(Originally posted on December 14, 2015)
Las Vegas, N.M – Navajo students at Diné College can earn media arts degrees from Highlands University thanks to a USDA grant to install state-of-the-art distance learning classrooms at the college.
The $438,715 grant from the USDA’s Rural Development program is funding the educational initiative through its Distance Learning Telemedicine Program.
“This funding will help pay for the technology to allow students on the Navajo Nation to access advanced classes offered by Highlands University hundreds of miles away,” said Terry Brunner, USDA state director of rural development for New Mexico. “Because of the partnership between Highlands and Diné, and with the USDA’s financial support, students on the Navajo Nation will have the opportunity to expand their education.”
Diné is a tribal college that serves the 26,000-square-mile Navajo Nation by offering primarily associate degrees and certificates. The Highlands media arts bachelor’s and master’s degree curriculum will be accessed at Diné’s main campus in Tsaile, Arizona as well as its five other sites in New Mexico and Arizona.
Sheila White, chair of Diné’s Arts and Humanities Department, said the partnership between Diné and Highlands media arts is exciting on many levels.
“This new program will give our Diné students the opportunity to earn a master’s degree for the first time in our college’s history,” White said. “These Highlands media arts degrees are in line with our college’s mission that focuses on culture, language and history. Our students will have the opportunity to preserve their own culture through filmmaking, digital photography, graphic design, video broadcasting, and other media.”
White said the partnership with Highlands will also greatly expand career opportunities for Diné College students.
Kerry Loewen, chair of the Highlands Media Arts and Technology Department, said: “This generous USDA grant will provide high-definition video connections from our new media arts Trolley Building that will open fall semester 2016. Multiple 85-inch screens, combined with the best audio available, will give the Diné students interactive access to the same classroom content our students experience.”
Loewen said the Diné classrooms are based on a model Yale University uses for telepresence, or video connections. He toured the Yale telepresence facilities two years ago to get ideas for the USDA grant proposal.
“With this USDA grant, the Navajo students at Diné will have easy access to state-of-the-art facilities that are nearly identical to Yale’s. Our sincere thanks to Terry Brunner and the USDA for providing this amazing opportunity for us to connect with a new generation of Navajo students,” Loewen said.
He said the USDA grant will also fund connecting Diné students to a Highlands classroom and laboratory at the New Mexico Museum of Natural History and Science in Albuquerque.
“This permanent classroom at the Museum of Natural History and Science is made possible through a ten-year partnership with the New Mexico Department of Cultural Affairs and our joint Program for Interactive Cultural Technology,” Loewen said.
Teresita Aguilar, provost and vice president for academic affairs at Highlands, said the partnership with Diné College could expand.
“Highlands is also talking with Diné College about the possibility of using the distance learning technology to offer other degree programs in addition to media arts,” Aguilar said. “We are also discussing potential faculty exchanges that will benefit both universities.”
Loewen said media arts graduates are prepared for professional jobs in graphic design, digital filmmaking, web design, advertising design, exhibit design, digital photography, and other multimedia.

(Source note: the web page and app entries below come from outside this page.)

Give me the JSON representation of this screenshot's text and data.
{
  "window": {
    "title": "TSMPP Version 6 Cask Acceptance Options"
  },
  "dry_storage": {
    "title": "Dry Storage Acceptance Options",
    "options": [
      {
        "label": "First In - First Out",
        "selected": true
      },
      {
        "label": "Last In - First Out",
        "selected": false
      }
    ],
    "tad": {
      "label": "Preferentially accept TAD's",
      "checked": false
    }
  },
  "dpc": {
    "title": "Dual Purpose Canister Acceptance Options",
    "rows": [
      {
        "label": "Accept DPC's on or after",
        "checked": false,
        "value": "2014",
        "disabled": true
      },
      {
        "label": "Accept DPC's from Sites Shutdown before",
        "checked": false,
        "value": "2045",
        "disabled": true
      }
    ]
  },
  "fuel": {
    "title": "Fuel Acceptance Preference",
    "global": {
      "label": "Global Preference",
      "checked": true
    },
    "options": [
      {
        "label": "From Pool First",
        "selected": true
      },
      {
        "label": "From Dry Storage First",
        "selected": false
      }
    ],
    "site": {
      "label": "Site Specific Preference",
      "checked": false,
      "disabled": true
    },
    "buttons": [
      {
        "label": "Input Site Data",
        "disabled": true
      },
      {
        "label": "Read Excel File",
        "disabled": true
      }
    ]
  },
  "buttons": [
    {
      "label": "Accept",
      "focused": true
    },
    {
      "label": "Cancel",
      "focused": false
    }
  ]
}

In addition, the media arts bachelor’s and master’s degree in software-driven systems design prepares students for careers such as mobile application developer, game developer, and maker space leader.